Deadline approaching for Ontario prospectors to make switch to map staking
Prospectors will not be able to stake claims until online system is implemented in April
A deadline is fast approaching that will completely change the way Ontario prospectors do business.
In April, the province is rolling in a new Mining Lands Administration System that will see prospectors stake their claims online, instead of on the ground.
As of Jan. 9, no new claims will be filed until the online system is fully functional.
Gino Chitaroni, the president of the Northern Prospectors Association, based in Cobalt, Ont. says there's a push to physically stake a claim before the deadline.
"Everything's frozen for about four months," he explained.
"If you've got something that's hot, you want to get it now. You don't want to wait because … once you go to map-staking, anybody can get it. My prediction is it's going to be hard on the prospecting community to survive."
Jessica Bjorkman, vice-president of the Northwestern Ontario Prospectors Association, says staking claims online will change how prospectors work.
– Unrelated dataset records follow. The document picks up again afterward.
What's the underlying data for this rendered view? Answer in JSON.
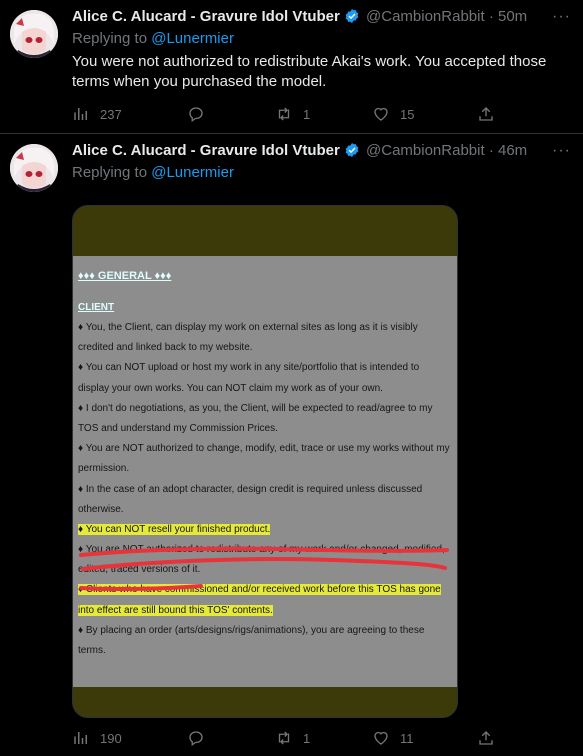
{
  "tweets": [
    {
      "name": "Alice C. Alucard - Gravure Idol Vtuber",
      "handle": "@CambionRabbit",
      "time": "50m",
      "replying_prefix": "Replying to",
      "replying_to": "@Lunermier",
      "text": "You were not authorized to redistribute Akai's work. You accepted those terms when you purchased the model.",
      "views": "237",
      "replies": "",
      "retweets": "1",
      "likes": "15"
    },
    {
      "name": "Alice C. Alucard - Gravure Idol Vtuber",
      "handle": "@CambionRabbit",
      "time": "46m",
      "replying_prefix": "Replying to",
      "replying_to": "@Lunermier",
      "views": "190",
      "replies": "",
      "retweets": "1",
      "likes": "11"
    }
  ],
  "separator": "·",
  "more": "···",
  "document": {
    "heading": "♦♦♦ GENERAL ♦♦♦",
    "subheading": "CLIENT",
    "lines": [
      "♦ You, the Client, can display my work on external sites as long as it is visibly",
      "credited and linked back to my website.",
      "♦ You can NOT upload or host my work in any site/portfolio that is intended to",
      "display your own works. You can NOT claim my work as of your own.",
      "♦ I don't do negotiations, as you, the Client, will be expected to read/agree to my",
      "TOS and understand my Commission Prices.",
      "♦ You are NOT authorized to change, modify, edit, trace or use my works without my",
      "permission.",
      "♦ In the case of an adopt character, design credit is required unless discussed",
      "otherwise.",
      "♦ You can NOT resell your finished product.",
      "♦ You are NOT authorized to redistribute any of my work and/or changed, modified,",
      "edited, traced versions of it.",
      "♦ Clients who have commissioned and/or received work before this TOS has gone",
      "into effect are still bound this TOS' contents.",
      "♦ By placing an order (arts/designs/rigs/animations), you are agreeing to these",
      "terms."
    ]
  },
  "colors": {
    "accent": "#1d9bf0",
    "muted": "#71767b",
    "highlight": "#e5ea3a",
    "redline": "#e8333a"
  }
}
She says a number of prospectors in northern Ontario will be venturing out to stake claims as a symbolic gesture.
"It's the end of a very long era of going out with an axe and claiming the group that way," she said.
"It's more just a way of looking back and a cool memory."
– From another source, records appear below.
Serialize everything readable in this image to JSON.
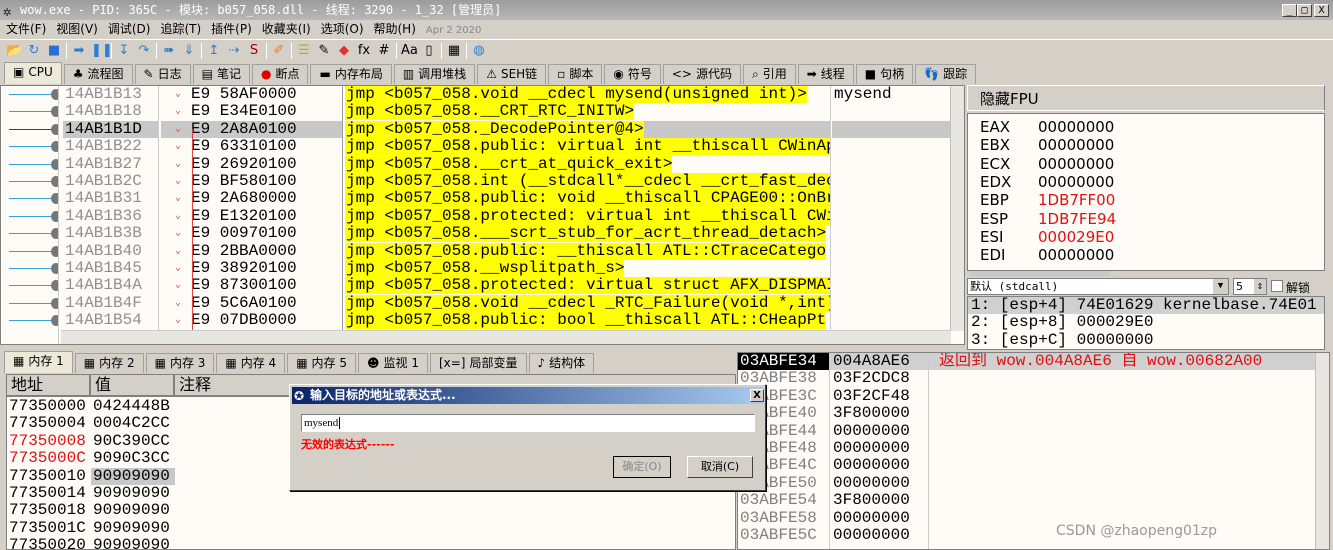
{
  "title": "wow.exe - PID: 365C - 模块: b057_058.dll - 线程: 3290 - 1_32 [管理员]",
  "window_buttons": {
    "minimize": "_",
    "maximize": "□",
    "close": "X"
  },
  "menu": [
    "文件(F)",
    "视图(V)",
    "调试(D)",
    "追踪(T)",
    "插件(P)",
    "收藏夹(I)",
    "选项(O)",
    "帮助(H)"
  ],
  "menu_date": "Apr 2 2020",
  "toolbar_icons": [
    "open-icon",
    "restart-icon",
    "stop-icon",
    "run-icon",
    "pause-icon",
    "step-into-icon",
    "step-over-icon",
    "trace-into-icon",
    "trace-over-icon",
    "execute-till-return-icon",
    "run-to-user-code-icon",
    "scylla-icon",
    "patch-icon",
    "comment-icon",
    "label-icon",
    "bookmark-icon",
    "function-icon",
    "hash-icon",
    "font-icon",
    "device-icon",
    "calculator-icon",
    "globe-icon"
  ],
  "main_tabs": [
    {
      "icon": "▣",
      "label": "CPU"
    },
    {
      "icon": "♣",
      "label": "流程图"
    },
    {
      "icon": "✎",
      "label": "日志"
    },
    {
      "icon": "▤",
      "label": "笔记"
    },
    {
      "icon": "●",
      "label": "断点"
    },
    {
      "icon": "▬",
      "label": "内存布局"
    },
    {
      "icon": "▥",
      "label": "调用堆栈"
    },
    {
      "icon": "⚠",
      "label": "SEH链"
    },
    {
      "icon": "▫",
      "label": "脚本"
    },
    {
      "icon": "◉",
      "label": "符号"
    },
    {
      "icon": "<>",
      "label": "源代码"
    },
    {
      "icon": "⌕",
      "label": "引用"
    },
    {
      "icon": "➡",
      "label": "线程"
    },
    {
      "icon": "■",
      "label": "句柄"
    },
    {
      "icon": "👣",
      "label": "跟踪"
    }
  ],
  "disasm": {
    "rows": [
      {
        "addr": "14AB1B13",
        "bytes": "E9 58AF0000",
        "instr": "jmp <b057_058.void __cdecl mysend(unsigned int)>",
        "comment": "mysend"
      },
      {
        "addr": "14AB1B18",
        "bytes": "E9 E34E0100",
        "instr": "jmp <b057_058.__CRT_RTC_INITW>",
        "comment": ""
      },
      {
        "addr": "14AB1B1D",
        "bytes": "E9 2A8A0100",
        "instr": "jmp <b057_058._DecodePointer@4>",
        "comment": "",
        "selected": true
      },
      {
        "addr": "14AB1B22",
        "bytes": "E9 63310100",
        "instr": "jmp <b057_058.public: virtual int __thiscall CWinAp",
        "comment": ""
      },
      {
        "addr": "14AB1B27",
        "bytes": "E9 26920100",
        "instr": "jmp <b057_058.__crt_at_quick_exit>",
        "comment": ""
      },
      {
        "addr": "14AB1B2C",
        "bytes": "E9 BF580100",
        "instr": "jmp <b057_058.int (__stdcall*__cdecl __crt_fast_dec",
        "comment": ""
      },
      {
        "addr": "14AB1B31",
        "bytes": "E9 2A680000",
        "instr": "jmp <b057_058.public: void __thiscall CPAGE00::OnBr",
        "comment": ""
      },
      {
        "addr": "14AB1B36",
        "bytes": "E9 E1320100",
        "instr": "jmp <b057_058.protected: virtual int __thiscall CWi",
        "comment": ""
      },
      {
        "addr": "14AB1B3B",
        "bytes": "E9 00970100",
        "instr": "jmp <b057_058.___scrt_stub_for_acrt_thread_detach>",
        "comment": ""
      },
      {
        "addr": "14AB1B40",
        "bytes": "E9 2BBA0000",
        "instr": "jmp <b057_058.public: __thiscall ATL::CTraceCatego",
        "comment": ""
      },
      {
        "addr": "14AB1B45",
        "bytes": "E9 38920100",
        "instr": "jmp <b057_058.__wsplitpath_s>",
        "comment": ""
      },
      {
        "addr": "14AB1B4A",
        "bytes": "E9 87300100",
        "instr": "jmp <b057_058.protected: virtual struct AFX_DISPMAI",
        "comment": ""
      },
      {
        "addr": "14AB1B4F",
        "bytes": "E9 5C6A0100",
        "instr": "jmp <b057_058.void __cdecl _RTC_Failure(void *,int)",
        "comment": ""
      },
      {
        "addr": "14AB1B54",
        "bytes": "E9 07DB0000",
        "instr": "jmp <b057_058.public: bool __thiscall ATL::CHeapPt",
        "comment": ""
      }
    ]
  },
  "registers": {
    "header": "隐藏FPU",
    "items": [
      {
        "name": "EAX",
        "value": "00000000",
        "changed": false
      },
      {
        "name": "EBX",
        "value": "00000000",
        "changed": false
      },
      {
        "name": "ECX",
        "value": "00000000",
        "changed": false
      },
      {
        "name": "EDX",
        "value": "00000000",
        "changed": false
      },
      {
        "name": "EBP",
        "value": "1DB7FF00",
        "changed": true
      },
      {
        "name": "ESP",
        "value": "1DB7FE94",
        "changed": true
      },
      {
        "name": "ESI",
        "value": "000029E0",
        "changed": true
      },
      {
        "name": "EDI",
        "value": "00000000",
        "changed": false
      }
    ]
  },
  "callconv": {
    "selected": "默认 (stdcall)",
    "count": "5",
    "unlock_label": "解锁"
  },
  "stack_args": [
    "1: [esp+4] 74E01629 kernelbase.74E01",
    "2: [esp+8] 000029E0",
    "3: [esp+C] 00000000"
  ],
  "bottom_tabs": [
    {
      "icon": "▦",
      "label": "内存 1"
    },
    {
      "icon": "▦",
      "label": "内存 2"
    },
    {
      "icon": "▦",
      "label": "内存 3"
    },
    {
      "icon": "▦",
      "label": "内存 4"
    },
    {
      "icon": "▦",
      "label": "内存 5"
    },
    {
      "icon": "☻",
      "label": "监视 1"
    },
    {
      "icon": "[x=]",
      "label": "局部变量"
    },
    {
      "icon": "♪",
      "label": "结构体"
    }
  ],
  "dump": {
    "headers": {
      "address": "地址",
      "value": "值",
      "comment": "注释"
    },
    "rows": [
      {
        "addr": "77350000",
        "value": "0424448B"
      },
      {
        "addr": "77350004",
        "value": "0004C2CC"
      },
      {
        "addr": "77350008",
        "value": "90C390CC",
        "red": true
      },
      {
        "addr": "7735000C",
        "value": "9090C3CC",
        "red": true
      },
      {
        "addr": "77350010",
        "value": "90909090",
        "selected": true
      },
      {
        "addr": "77350014",
        "value": "90909090"
      },
      {
        "addr": "77350018",
        "value": "90909090"
      },
      {
        "addr": "7735001C",
        "value": "90909090"
      },
      {
        "addr": "77350020",
        "value": "90909090"
      }
    ]
  },
  "stack": {
    "rows": [
      {
        "addr": "03ABFE34",
        "value": "004A8AE6",
        "comment": "返回到 wow.004A8AE6 自 wow.00682A00",
        "current": true
      },
      {
        "addr": "03ABFE38",
        "value": "03F2CDC8",
        "comment": ""
      },
      {
        "addr": "03ABFE3C",
        "value": "03F2CF48",
        "comment": ""
      },
      {
        "addr": "03ABFE40",
        "value": "3F800000",
        "comment": ""
      },
      {
        "addr": "03ABFE44",
        "value": "00000000",
        "comment": ""
      },
      {
        "addr": "03ABFE48",
        "value": "00000000",
        "comment": ""
      },
      {
        "addr": "03ABFE4C",
        "value": "00000000",
        "comment": ""
      },
      {
        "addr": "03ABFE50",
        "value": "00000000",
        "comment": ""
      },
      {
        "addr": "03ABFE54",
        "value": "3F800000",
        "comment": ""
      },
      {
        "addr": "03ABFE58",
        "value": "00000000",
        "comment": ""
      },
      {
        "addr": "03ABFE5C",
        "value": "00000000",
        "comment": ""
      }
    ]
  },
  "dialog": {
    "title": "输入目标的地址或表达式...",
    "input_value": "mysend",
    "error": "无效的表达式------",
    "ok_label": "确定(O)",
    "cancel_label": "取消(C)",
    "close": "X"
  },
  "watermark": "CSDN @zhaopeng01zp",
  "colors": {
    "highlight": "#ffff00",
    "changed": "#e01010",
    "selection": "#c8c8c8"
  }
}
Impact on local prospectors
Still, Bjorkman says prospectors remain unsure about the changes to the mining claim system.
"My biggest concern as a prospector is that they don't make the price per claim too high," she said.
"The whole reason why prospectors are able to be in the game is because we go out and we use our own hard work to get a claim and then record it for a very small fee. In the future, it will be a much higher fee to make a claim and everyone will be paying that same fee."
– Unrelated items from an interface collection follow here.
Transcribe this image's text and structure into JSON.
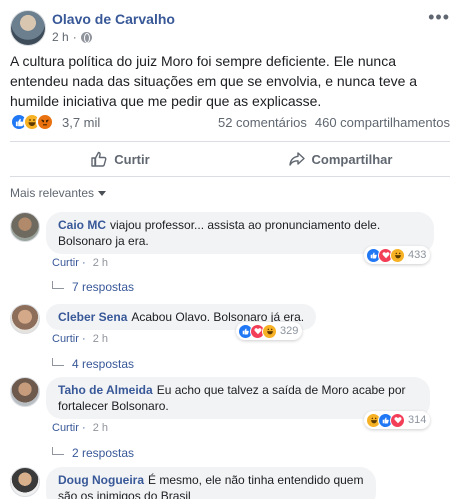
{
  "post": {
    "author": "Olavo de Carvalho",
    "time": "2 h",
    "separator": "·",
    "text": "A cultura política do juiz Moro foi sempre deficiente. Ele nunca entendeu nada das situações em que se envolvia, e nunca teve a humilde iniciativa que me pedir que as explicasse.",
    "reaction_icons": [
      "like-icon",
      "haha-icon",
      "angry-icon"
    ],
    "reaction_count": "3,7 mil",
    "comments_count": "52 comentários",
    "shares_count": "460 compartilhamentos"
  },
  "actions": {
    "like_label": "Curtir",
    "share_label": "Compartilhar"
  },
  "sort": {
    "label": "Mais relevantes"
  },
  "comments": [
    {
      "name": "Caio MC",
      "text": "viajou professor... assista ao pronunciamento dele. Bolsonaro ja era.",
      "like_label": "Curtir",
      "time": "2 h",
      "reaction_icons": [
        "like-icon",
        "love-icon",
        "haha-icon"
      ],
      "reaction_count": "433",
      "replies": "7 respostas"
    },
    {
      "name": "Cleber Sena",
      "text": "Acabou Olavo. Bolsonaro já era.",
      "like_label": "Curtir",
      "time": "2 h",
      "reaction_icons": [
        "like-icon",
        "love-icon",
        "haha-icon"
      ],
      "reaction_count": "329",
      "replies": "4 respostas"
    },
    {
      "name": "Taho de Almeida",
      "text": "Eu acho que talvez a saída de Moro acabe por fortalecer Bolsonaro.",
      "like_label": "Curtir",
      "time": "2 h",
      "reaction_icons": [
        "haha-icon",
        "like-icon",
        "love-icon"
      ],
      "reaction_count": "314",
      "replies": "2 respostas"
    },
    {
      "name": "Doug Nogueira",
      "text": "É mesmo, ele não tinha entendido quem são os inimigos do Brasil"
    }
  ],
  "colors": {
    "link": "#385898",
    "like": "#2078f4",
    "love": "#f33e58",
    "haha": "#f7b125",
    "angry": "#e9710f",
    "bubble": "#f2f3f5"
  }
}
Chitaroni says he thinks the changes will help big businesses more than local prospectors.
"It's a big benefit for senior companies [and] it's a big benefit for well-heeled junior companies," he said.
"It will benefit everybody who sits in Toronto and Vancouver in their offices and it won't really help the local prospector."
With files from Benjamin Aubé